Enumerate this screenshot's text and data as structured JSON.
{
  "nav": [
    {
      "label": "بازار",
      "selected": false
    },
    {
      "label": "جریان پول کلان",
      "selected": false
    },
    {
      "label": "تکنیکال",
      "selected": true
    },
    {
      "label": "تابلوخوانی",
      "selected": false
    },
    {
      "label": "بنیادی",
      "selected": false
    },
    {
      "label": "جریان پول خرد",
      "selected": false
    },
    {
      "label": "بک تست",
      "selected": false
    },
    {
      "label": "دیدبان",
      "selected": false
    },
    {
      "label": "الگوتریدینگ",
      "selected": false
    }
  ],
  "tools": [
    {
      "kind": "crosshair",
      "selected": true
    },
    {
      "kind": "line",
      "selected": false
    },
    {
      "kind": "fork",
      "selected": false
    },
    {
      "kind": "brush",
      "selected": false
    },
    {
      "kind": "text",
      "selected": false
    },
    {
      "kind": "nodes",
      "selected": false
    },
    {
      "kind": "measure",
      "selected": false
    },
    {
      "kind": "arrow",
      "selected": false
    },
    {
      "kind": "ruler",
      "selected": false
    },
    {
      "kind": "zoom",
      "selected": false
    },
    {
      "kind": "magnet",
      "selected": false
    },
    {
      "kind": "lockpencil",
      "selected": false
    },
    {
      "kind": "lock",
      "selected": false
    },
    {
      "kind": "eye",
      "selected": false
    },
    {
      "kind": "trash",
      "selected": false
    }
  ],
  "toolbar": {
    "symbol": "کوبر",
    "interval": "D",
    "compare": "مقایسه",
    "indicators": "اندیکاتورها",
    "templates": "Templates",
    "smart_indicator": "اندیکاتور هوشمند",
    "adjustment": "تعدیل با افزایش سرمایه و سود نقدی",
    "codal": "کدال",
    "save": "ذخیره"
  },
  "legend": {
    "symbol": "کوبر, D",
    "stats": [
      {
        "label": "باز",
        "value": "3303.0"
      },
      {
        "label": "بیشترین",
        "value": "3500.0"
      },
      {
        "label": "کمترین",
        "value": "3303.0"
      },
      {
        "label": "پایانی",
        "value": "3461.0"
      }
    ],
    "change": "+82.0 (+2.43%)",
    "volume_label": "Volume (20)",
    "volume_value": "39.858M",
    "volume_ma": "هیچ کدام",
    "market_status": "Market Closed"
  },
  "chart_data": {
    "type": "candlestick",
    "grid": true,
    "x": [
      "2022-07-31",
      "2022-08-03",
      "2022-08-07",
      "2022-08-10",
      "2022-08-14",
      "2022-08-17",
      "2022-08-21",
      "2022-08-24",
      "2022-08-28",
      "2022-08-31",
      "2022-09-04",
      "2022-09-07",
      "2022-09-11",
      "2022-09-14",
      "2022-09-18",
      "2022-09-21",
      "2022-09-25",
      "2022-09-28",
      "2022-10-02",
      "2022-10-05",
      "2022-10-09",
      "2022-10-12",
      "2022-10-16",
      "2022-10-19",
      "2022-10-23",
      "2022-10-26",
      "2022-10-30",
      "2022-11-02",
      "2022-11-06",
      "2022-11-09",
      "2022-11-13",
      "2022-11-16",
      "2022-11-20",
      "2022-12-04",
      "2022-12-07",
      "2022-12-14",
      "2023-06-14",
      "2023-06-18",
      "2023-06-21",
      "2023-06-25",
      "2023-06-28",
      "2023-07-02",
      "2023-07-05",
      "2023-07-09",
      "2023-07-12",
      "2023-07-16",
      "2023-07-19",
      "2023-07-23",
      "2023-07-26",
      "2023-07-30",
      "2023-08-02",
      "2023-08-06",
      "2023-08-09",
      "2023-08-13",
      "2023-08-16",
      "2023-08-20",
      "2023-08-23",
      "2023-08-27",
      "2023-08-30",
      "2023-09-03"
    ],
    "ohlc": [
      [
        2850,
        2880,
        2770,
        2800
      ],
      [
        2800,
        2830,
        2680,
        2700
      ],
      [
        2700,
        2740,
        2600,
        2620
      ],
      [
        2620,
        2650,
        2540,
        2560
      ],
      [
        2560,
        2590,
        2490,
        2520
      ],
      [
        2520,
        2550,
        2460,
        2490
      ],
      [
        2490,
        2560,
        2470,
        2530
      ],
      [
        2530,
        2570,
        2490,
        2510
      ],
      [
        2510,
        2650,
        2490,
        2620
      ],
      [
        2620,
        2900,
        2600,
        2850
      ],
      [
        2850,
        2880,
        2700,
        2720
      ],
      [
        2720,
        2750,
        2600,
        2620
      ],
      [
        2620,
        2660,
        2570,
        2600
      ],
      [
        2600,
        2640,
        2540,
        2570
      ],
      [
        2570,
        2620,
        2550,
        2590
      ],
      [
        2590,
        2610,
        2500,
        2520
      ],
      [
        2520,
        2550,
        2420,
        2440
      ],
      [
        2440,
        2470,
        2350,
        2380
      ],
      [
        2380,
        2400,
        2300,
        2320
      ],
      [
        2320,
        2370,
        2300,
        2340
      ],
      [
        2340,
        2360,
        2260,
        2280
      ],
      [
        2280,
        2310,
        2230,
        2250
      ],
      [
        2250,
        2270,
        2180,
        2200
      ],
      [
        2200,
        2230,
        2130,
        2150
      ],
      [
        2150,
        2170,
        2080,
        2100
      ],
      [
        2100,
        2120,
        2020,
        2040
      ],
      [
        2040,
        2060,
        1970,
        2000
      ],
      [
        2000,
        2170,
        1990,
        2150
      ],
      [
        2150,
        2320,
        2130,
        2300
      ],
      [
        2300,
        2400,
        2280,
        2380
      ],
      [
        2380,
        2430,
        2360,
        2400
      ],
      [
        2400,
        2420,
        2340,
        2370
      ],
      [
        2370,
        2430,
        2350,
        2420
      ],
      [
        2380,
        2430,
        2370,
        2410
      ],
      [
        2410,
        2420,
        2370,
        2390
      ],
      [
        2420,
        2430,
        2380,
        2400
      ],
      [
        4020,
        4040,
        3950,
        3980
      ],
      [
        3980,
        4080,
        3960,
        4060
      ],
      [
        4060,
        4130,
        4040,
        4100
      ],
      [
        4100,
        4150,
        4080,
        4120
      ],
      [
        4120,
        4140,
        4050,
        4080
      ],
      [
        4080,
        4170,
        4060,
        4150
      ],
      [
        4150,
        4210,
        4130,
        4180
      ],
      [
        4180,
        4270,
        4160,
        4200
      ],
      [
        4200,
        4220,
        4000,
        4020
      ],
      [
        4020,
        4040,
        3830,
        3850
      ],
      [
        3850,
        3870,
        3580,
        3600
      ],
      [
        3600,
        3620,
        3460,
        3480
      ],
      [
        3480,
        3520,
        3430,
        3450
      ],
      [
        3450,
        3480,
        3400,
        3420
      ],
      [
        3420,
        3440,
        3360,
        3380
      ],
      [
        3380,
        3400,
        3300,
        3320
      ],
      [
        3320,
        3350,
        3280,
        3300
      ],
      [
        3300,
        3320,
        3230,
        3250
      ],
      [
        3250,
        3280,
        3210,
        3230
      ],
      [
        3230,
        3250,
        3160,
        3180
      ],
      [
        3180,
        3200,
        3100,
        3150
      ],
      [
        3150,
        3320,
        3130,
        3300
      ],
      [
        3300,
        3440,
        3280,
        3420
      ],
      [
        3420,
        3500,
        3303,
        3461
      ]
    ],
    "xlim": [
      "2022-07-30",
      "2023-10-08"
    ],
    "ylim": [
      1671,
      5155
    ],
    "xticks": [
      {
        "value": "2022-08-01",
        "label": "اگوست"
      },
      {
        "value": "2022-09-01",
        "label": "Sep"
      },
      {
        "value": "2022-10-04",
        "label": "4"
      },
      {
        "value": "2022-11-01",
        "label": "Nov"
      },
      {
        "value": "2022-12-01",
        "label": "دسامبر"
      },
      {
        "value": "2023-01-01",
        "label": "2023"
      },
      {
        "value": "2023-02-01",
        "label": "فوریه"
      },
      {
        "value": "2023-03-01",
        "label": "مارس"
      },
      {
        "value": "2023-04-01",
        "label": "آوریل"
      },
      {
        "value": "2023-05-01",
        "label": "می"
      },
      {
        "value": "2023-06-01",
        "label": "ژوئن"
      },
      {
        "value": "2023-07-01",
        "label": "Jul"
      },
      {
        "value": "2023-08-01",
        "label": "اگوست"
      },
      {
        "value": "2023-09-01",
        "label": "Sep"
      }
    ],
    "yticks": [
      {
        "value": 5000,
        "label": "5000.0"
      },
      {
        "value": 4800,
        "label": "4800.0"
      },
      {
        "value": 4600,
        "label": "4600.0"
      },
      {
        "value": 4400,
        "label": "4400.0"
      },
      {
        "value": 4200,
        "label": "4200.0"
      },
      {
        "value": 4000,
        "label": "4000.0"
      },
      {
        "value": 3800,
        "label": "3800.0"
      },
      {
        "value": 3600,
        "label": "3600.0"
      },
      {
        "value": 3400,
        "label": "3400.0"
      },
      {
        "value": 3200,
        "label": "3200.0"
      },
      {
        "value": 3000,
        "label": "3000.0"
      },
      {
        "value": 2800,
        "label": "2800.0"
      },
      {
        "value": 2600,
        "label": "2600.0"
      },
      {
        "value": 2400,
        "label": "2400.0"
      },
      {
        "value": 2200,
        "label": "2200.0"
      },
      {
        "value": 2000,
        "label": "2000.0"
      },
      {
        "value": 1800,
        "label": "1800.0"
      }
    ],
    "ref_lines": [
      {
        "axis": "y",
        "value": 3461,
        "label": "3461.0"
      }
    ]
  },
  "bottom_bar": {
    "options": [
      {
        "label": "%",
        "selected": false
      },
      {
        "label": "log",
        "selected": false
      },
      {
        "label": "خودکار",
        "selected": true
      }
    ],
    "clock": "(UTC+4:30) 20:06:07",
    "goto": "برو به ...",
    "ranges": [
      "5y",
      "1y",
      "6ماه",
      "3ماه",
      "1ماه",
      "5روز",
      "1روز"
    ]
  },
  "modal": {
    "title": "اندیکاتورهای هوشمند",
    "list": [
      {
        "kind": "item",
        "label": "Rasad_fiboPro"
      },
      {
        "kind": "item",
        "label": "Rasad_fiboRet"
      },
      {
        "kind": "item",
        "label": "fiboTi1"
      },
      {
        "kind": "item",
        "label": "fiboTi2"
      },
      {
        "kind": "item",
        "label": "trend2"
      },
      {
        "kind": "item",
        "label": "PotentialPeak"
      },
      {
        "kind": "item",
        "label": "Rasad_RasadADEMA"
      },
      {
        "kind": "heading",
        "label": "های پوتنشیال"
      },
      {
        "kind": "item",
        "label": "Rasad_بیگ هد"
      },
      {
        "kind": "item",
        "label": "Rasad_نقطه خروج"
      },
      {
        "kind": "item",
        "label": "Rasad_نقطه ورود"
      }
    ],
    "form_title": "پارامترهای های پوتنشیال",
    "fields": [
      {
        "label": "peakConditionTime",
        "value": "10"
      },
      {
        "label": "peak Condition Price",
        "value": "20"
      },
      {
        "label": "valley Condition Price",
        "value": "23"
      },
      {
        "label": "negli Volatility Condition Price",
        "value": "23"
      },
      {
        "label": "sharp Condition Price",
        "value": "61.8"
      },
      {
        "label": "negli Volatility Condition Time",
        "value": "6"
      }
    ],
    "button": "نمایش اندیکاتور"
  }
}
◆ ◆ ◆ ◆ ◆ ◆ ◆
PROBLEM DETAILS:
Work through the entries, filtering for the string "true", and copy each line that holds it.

RESPONSE TO THIS TASK:
      "selected": true
      "selected": true
    "grid": true,
        "selected": true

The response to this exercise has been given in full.